The account of Deborah and Barak
is found in Judges 4 and 5 in the Old Testament.
had been under the control
of the Canaanite king Jabin and the commander
of his army, Sisera.
The Canaanites had 900 chariots of iron
ruled over Israel for 20 years
A prophetess named Deborah judged or made rulings for the people of Israel under a palm tree during that time. One of Deborah’s judgments was to instruct Barak to summon 10,000 men and attack Jabin’s army.
Likely fearful to comply with such a command,
Barak told Deborah,
"If you go with me,
I will go;
but if you don’t go with me,
I won’t go”
Certainly I will go with you. . . .
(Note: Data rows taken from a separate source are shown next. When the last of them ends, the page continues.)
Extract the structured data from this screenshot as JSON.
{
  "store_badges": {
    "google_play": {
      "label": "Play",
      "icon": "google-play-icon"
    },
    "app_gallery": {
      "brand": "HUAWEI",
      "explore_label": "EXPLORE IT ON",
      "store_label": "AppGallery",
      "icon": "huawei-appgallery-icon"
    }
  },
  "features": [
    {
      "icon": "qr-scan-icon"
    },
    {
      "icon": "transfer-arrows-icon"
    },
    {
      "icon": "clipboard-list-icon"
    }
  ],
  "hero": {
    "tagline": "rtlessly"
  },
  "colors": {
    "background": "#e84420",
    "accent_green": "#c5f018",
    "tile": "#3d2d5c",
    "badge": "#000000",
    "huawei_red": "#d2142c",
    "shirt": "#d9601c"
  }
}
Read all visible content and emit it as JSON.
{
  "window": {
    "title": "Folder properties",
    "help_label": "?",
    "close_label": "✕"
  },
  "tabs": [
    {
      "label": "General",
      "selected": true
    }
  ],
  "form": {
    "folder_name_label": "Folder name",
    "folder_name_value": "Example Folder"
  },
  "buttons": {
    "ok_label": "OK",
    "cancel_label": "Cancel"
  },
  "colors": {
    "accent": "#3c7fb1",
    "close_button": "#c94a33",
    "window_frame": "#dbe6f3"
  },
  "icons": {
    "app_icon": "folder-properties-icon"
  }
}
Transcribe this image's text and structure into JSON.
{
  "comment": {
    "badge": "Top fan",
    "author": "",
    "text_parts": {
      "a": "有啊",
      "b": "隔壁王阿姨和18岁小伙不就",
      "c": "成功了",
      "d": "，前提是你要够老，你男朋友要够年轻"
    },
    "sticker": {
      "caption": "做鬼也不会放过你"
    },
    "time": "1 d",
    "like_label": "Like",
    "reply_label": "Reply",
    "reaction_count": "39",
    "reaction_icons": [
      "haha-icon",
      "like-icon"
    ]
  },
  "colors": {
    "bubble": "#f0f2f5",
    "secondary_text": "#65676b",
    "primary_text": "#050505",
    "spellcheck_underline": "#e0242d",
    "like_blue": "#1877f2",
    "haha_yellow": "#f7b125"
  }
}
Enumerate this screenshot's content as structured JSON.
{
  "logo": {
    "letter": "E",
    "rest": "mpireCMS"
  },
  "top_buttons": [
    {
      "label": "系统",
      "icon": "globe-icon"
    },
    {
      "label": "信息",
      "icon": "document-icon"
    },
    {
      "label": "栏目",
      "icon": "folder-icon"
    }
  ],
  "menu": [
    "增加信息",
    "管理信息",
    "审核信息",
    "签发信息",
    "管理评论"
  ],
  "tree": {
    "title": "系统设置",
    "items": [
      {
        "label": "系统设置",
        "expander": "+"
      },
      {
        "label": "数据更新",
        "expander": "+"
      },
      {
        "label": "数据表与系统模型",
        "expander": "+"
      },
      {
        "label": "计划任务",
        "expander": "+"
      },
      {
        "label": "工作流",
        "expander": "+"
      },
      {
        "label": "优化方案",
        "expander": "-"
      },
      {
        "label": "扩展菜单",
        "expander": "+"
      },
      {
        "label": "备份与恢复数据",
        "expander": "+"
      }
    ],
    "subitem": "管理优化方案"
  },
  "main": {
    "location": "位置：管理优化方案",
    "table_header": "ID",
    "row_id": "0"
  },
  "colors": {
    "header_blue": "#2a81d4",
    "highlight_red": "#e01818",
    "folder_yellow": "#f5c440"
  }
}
But because of the course you are taking,
the honor will not be yours,
for the Lord
will deliver Sisera into the
hands of a woman”
Deborah and Barak then gathered 10,000 troops and
attacked Sisera and his army.
Barak’s troops won:
“All Sisera’s troops fell by the sword; not a man was left”
Sisera himself fled to the tent of a Hebrew woman named Jael.
She gave him milk to drink and covered him with a blanket in the tent.
Then, “Jael . . . picked up a tent peg and a hammer and went quietly to him while he lay fast asleep, exhausted.
She drove the peg through his temple into the ground, and he died” (verse 21).
Following this battle, “God subdued Jabin king of Canaan before the Israelites.
And the hand of the Israelites pressed
harder and harder
against Jabin king of Canaan until they destroyed him”
Deborah’s prophecy was
Barak won, Sisera was killed by a woman,
and the Israelites
freed from their enemies.
Judges chapter 5 then records the song of
Deborah and Barak,
written to rejoice in God’s victory
over the Canaanites.
The lyrics encourage the actions of Deborah and Barak, saying,
"Wake up, wake up, Deborah!
Wake up, wake up,
break out in song!
Arise, Barak! Take captive your captives, son of Abinoam” (Judges 5:12).
Jael’s role is also heralded:
“Most blessed of women be Jael,
the wife of Heber the Kenite,
of tent-dwelling women”
The song of Deborah and Barak also gives some more detail about the victory over the Canaanites:
"The earth shook, the heavens poured, / the clouds poured down water” (Judges 5:4).
God used a flood to disable the iron chariots
The victory was supernatural
(verse 20). Chapter 5 concludes with the statement, “
And the land had peace
This impressive time of peace lasted until Midian took
control of Israel,
necessitating Gideon’s rise.
Lessons for today from the lives of Deborah and Barak
include the following:
1) God often calls people to step out in
faith to attempt the unexpected,
2) God often uses unlikely people and
sources to accomplish His plans,
3) God sometimes requires great risk and effort on our
behalf as part of His divine plan.
In the case
Deborah and Barak,
they risked their lives in war, while Jael took in a
runaway fugitive and risked her life
end his and help
free Israel from oppression.
Ultimately, this account
reveals that God is in control of the nations
changes their leaders
according to His desires.